Your task: Each line below should be set down again unchanged.

──────────

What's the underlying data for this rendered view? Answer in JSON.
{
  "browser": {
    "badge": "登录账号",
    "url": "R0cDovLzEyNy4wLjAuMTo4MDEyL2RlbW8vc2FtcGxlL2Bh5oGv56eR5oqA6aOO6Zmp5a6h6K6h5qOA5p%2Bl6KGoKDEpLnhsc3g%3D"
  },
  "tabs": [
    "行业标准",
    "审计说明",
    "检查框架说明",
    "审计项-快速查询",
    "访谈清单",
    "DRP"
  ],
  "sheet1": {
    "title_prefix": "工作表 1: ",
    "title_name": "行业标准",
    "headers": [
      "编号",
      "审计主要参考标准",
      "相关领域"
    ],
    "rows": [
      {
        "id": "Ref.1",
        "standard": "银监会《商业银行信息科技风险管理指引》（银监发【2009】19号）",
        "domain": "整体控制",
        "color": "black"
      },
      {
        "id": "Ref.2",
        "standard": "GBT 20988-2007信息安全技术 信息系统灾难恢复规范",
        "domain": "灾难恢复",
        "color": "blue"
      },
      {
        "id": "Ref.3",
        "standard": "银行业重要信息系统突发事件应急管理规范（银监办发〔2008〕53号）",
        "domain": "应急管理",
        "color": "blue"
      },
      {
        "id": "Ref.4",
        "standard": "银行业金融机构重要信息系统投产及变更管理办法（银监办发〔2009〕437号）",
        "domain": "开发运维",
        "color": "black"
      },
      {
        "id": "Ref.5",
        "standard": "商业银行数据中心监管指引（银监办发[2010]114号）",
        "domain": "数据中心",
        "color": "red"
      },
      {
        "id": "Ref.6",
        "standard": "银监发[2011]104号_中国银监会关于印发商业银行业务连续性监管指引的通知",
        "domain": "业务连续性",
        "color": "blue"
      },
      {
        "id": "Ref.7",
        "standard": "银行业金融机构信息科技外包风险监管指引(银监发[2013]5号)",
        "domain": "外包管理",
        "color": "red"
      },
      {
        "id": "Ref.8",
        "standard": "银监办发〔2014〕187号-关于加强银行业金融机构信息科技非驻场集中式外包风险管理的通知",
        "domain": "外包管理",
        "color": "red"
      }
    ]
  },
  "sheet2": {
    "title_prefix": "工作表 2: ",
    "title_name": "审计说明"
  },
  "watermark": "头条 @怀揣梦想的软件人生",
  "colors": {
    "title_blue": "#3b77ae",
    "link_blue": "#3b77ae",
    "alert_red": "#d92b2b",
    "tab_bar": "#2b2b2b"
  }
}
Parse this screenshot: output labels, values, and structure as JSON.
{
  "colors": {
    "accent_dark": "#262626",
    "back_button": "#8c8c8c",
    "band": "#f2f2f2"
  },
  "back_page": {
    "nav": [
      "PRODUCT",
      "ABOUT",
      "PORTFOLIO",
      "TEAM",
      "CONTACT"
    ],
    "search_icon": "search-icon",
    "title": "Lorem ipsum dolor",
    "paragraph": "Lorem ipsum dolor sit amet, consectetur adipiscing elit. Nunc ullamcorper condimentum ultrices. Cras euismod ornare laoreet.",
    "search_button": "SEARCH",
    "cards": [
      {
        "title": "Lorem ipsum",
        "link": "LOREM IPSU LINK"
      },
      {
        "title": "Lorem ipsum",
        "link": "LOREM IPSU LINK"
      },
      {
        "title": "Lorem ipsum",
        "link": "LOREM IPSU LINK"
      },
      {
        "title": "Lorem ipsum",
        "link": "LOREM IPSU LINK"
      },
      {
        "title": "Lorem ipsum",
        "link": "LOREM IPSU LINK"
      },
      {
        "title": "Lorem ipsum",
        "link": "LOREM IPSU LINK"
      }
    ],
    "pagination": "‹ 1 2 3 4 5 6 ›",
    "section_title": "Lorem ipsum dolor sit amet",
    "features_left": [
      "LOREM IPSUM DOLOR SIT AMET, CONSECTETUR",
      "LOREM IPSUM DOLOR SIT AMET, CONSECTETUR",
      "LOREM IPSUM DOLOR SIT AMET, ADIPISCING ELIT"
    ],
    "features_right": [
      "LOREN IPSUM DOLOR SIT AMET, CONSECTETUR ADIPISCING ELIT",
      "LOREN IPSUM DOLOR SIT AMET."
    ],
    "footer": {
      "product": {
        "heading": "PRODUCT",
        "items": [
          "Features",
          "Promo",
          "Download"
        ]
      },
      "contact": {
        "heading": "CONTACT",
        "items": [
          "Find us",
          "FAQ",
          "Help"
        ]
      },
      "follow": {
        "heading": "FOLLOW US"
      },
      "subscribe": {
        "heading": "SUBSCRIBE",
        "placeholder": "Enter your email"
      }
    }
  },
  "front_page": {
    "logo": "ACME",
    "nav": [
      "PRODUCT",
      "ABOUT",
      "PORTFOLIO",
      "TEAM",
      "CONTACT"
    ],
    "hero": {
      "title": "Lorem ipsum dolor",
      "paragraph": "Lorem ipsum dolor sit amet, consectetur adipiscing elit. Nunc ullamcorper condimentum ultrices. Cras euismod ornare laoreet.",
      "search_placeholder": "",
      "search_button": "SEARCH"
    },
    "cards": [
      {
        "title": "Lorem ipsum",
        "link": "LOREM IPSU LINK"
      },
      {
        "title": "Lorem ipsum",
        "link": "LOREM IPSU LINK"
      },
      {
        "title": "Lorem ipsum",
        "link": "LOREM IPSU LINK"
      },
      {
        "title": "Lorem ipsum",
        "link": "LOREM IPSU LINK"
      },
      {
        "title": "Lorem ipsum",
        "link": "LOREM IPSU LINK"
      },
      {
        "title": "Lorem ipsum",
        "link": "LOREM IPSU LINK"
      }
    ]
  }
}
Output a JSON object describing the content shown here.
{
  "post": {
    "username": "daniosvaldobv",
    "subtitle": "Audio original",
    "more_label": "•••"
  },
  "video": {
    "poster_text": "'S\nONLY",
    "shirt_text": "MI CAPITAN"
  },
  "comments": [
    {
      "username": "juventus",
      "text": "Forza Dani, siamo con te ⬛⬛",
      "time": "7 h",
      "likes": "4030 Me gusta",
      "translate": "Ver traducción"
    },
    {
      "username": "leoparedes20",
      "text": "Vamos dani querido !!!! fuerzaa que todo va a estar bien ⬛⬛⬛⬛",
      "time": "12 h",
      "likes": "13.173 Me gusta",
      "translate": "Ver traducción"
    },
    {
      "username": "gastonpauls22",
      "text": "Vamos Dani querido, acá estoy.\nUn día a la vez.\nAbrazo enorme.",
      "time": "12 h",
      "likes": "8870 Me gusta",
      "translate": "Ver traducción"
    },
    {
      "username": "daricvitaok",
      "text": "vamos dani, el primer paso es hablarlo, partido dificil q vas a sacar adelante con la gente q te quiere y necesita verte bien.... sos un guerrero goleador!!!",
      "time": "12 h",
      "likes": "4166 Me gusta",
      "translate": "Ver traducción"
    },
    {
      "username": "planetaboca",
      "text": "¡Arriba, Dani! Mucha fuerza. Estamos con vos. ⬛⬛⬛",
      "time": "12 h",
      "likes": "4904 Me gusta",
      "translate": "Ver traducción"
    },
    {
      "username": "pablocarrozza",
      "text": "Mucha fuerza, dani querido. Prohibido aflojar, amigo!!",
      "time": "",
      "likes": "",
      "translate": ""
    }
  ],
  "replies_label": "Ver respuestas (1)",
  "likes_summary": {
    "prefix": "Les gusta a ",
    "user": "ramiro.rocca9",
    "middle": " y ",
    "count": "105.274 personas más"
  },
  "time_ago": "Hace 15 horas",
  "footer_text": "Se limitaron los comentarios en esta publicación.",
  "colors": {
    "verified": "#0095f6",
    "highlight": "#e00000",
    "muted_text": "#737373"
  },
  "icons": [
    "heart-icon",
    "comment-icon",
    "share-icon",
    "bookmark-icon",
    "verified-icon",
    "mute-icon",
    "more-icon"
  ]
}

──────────

Exercise result:
What's the underlying data for this rendered view? Answer in JSON.
{
  "browser": {
    "badge": "登录账号",
    "url": "R0cDovLzEyNy4wLjAuMTo4MDEyL2RlbW8vc2FtcGxlL2Bh5oGv56eR5oqA6aOO6Zmp5a6h6K6h5qOA5p%2Bl6KGoKDEpLnhsc3g%3D"
  },
  "tabs": [
    "行业标准",
    "审计说明",
    "检查框架说明",
    "审计项-快速查询",
    "访谈清单",
    "DRP"
  ],
  "sheet1": {
    "title_prefix": "工作表 1: ",
    "title_name": "行业标准",
    "headers": [
      "编号",
      "审计主要参考标准",
      "相关领域"
    ],
    "rows": [
      {
        "id": "Ref.1",
        "standard": "银监会《商业银行信息科技风险管理指引》（银监发【2009】19号）",
        "domain": "整体控制",
        "color": "black"
      },
      {
        "id": "Ref.2",
        "standard": "GBT 20988-2007信息安全技术 信息系统灾难恢复规范",
        "domain": "灾难恢复",
        "color": "blue"
      },
      {
        "id": "Ref.3",
        "standard": "银行业重要信息系统突发事件应急管理规范（银监办发〔2008〕53号）",
        "domain": "应急管理",
        "color": "blue"
      },
      {
        "id": "Ref.4",
        "standard": "银行业金融机构重要信息系统投产及变更管理办法（银监办发〔2009〕437号）",
        "domain": "开发运维",
        "color": "black"
      },
      {
        "id": "Ref.5",
        "standard": "商业银行数据中心监管指引（银监办发[2010]114号）",
        "domain": "数据中心",
        "color": "red"
      },
      {
        "id": "Ref.6",
        "standard": "银监发[2011]104号_中国银监会关于印发商业银行业务连续性监管指引的通知",
        "domain": "业务连续性",
        "color": "blue"
      },
      {
        "id": "Ref.7",
        "standard": "银行业金融机构信息科技外包风险监管指引(银监发[2013]5号)",
        "domain": "外包管理",
        "color": "red"
      },
      {
        "id": "Ref.8",
        "standard": "银监办发〔2014〕187号-关于加强银行业金融机构信息科技非驻场集中式外包风险管理的通知",
        "domain": "外包管理",
        "color": "red"
      }
    ]
  },
  "sheet2": {
    "title_prefix": "工作表 2: ",
    "title_name": "审计说明"
  },
  "watermark": "头条 @怀揣梦想的软件人生",
  "colors": {
    "title_blue": "#3b77ae",
    "link_blue": "#3b77ae",
    "alert_red": "#d92b2b",
    "tab_bar": "#2b2b2b"
  }
}
Parse this screenshot: output labels, values, and structure as JSON.
{
  "colors": {
    "accent_dark": "#262626",
    "back_button": "#8c8c8c",
    "band": "#f2f2f2"
  },
  "back_page": {
    "nav": [
      "PRODUCT",
      "ABOUT",
      "PORTFOLIO",
      "TEAM",
      "CONTACT"
    ],
    "search_icon": "search-icon",
    "title": "Lorem ipsum dolor",
    "paragraph": "Lorem ipsum dolor sit amet, consectetur adipiscing elit. Nunc ullamcorper condimentum ultrices. Cras euismod ornare laoreet.",
    "search_button": "SEARCH",
    "cards": [
      {
        "title": "Lorem ipsum",
        "link": "LOREM IPSU LINK"
      },
      {
        "title": "Lorem ipsum",
        "link": "LOREM IPSU LINK"
      },
      {
        "title": "Lorem ipsum",
        "link": "LOREM IPSU LINK"
      },
      {
        "title": "Lorem ipsum",
        "link": "LOREM IPSU LINK"
      },
      {
        "title": "Lorem ipsum",
        "link": "LOREM IPSU LINK"
      },
      {
        "title": "Lorem ipsum",
        "link": "LOREM IPSU LINK"
      }
    ],
    "pagination": "‹ 1 2 3 4 5 6 ›",
    "section_title": "Lorem ipsum dolor sit amet",
    "features_left": [
      "LOREM IPSUM DOLOR SIT AMET, CONSECTETUR",
      "LOREM IPSUM DOLOR SIT AMET, CONSECTETUR",
      "LOREM IPSUM DOLOR SIT AMET, ADIPISCING ELIT"
    ],
    "features_right": [
      "LOREN IPSUM DOLOR SIT AMET, CONSECTETUR ADIPISCING ELIT",
      "LOREN IPSUM DOLOR SIT AMET."
    ],
    "footer": {
      "product": {
        "heading": "PRODUCT",
        "items": [
          "Features",
          "Promo",
          "Download"
        ]
      },
      "contact": {
        "heading": "CONTACT",
        "items": [
          "Find us",
          "FAQ",
          "Help"
        ]
      },
      "follow": {
        "heading": "FOLLOW US"
      },
      "subscribe": {
        "heading": "SUBSCRIBE",
        "placeholder": "Enter your email"
      }
    }
  },
  "front_page": {
    "logo": "ACME",
    "nav": [
      "PRODUCT",
      "ABOUT",
      "PORTFOLIO",
      "TEAM",
      "CONTACT"
    ],
    "hero": {
      "title": "Lorem ipsum dolor",
      "paragraph": "Lorem ipsum dolor sit amet, consectetur adipiscing elit. Nunc ullamcorper condimentum ultrices. Cras euismod ornare laoreet.",
      "search_placeholder": "",
      "search_button": "SEARCH"
    },
    "cards": [
      {
        "title": "Lorem ipsum",
        "link": "LOREM IPSU LINK"
      },
      {
        "title": "Lorem ipsum",
        "link": "LOREM IPSU LINK"
      },
      {
        "title": "Lorem ipsum",
        "link": "LOREM IPSU LINK"
      },
      {
        "title": "Lorem ipsum",
        "link": "LOREM IPSU LINK"
      },
      {
        "title": "Lorem ipsum",
        "link": "LOREM IPSU LINK"
      },
      {
        "title": "Lorem ipsum",
        "link": "LOREM IPSU LINK"
      }
    ]
  }
}
Output a JSON object describing the content shown here.
{
  "post": {
    "username": "daniosvaldobv",
    "subtitle": "Audio original",
    "more_label": "•••"
  },
  "video": {
    "poster_text": "'S\nONLY",
    "shirt_text": "MI CAPITAN"
  },
  "comments": [
    {
      "username": "juventus",
      "text": "Forza Dani, siamo con te ⬛⬛",
      "time": "7 h",
      "likes": "4030 Me gusta",
      "translate": "Ver traducción"
    },
    {
      "username": "leoparedes20",
      "text": "Vamos dani querido !!!! fuerzaa que todo va a estar bien ⬛⬛⬛⬛",
      "time": "12 h",
      "likes": "13.173 Me gusta",
      "translate": "Ver traducción"
    },
    {
      "username": "gastonpauls22",
      "text": "Vamos Dani querido, acá estoy.\nUn día a la vez.\nAbrazo enorme.",
      "time": "12 h",
      "likes": "8870 Me gusta",
      "translate": "Ver traducción"
    },
    {
      "username": "daricvitaok",
      "text": "vamos dani, el primer paso es hablarlo, partido dificil q vas a sacar adelante con la gente q te quiere y necesita verte bien.... sos un guerrero goleador!!!",
      "time": "12 h",
      "likes": "4166 Me gusta",
      "translate": "Ver traducción"
    },
    {
      "username": "planetaboca",
      "text": "¡Arriba, Dani! Mucha fuerza. Estamos con vos. ⬛⬛⬛",
      "time": "12 h",
      "likes": "4904 Me gusta",
      "translate": "Ver traducción"
    },
    {
      "username": "pablocarrozza",
      "text": "Mucha fuerza, dani querido. Prohibido aflojar, amigo!!",
      "time": "",
      "likes": "",
      "translate": ""
    }
  ],
  "replies_label": "Ver respuestas (1)",
  "likes_summary": {
    "prefix": "Les gusta a ",
    "user": "ramiro.rocca9",
    "middle": " y ",
    "count": "105.274 personas más"
  },
  "time_ago": "Hace 15 horas",
  "footer_text": "Se limitaron los comentarios en esta publicación.",
  "colors": {
    "verified": "#0095f6",
    "highlight": "#e00000",
    "muted_text": "#737373"
  },
  "icons": [
    "heart-icon",
    "comment-icon",
    "share-icon",
    "bookmark-icon",
    "verified-icon",
    "mute-icon",
    "more-icon"
  ]
}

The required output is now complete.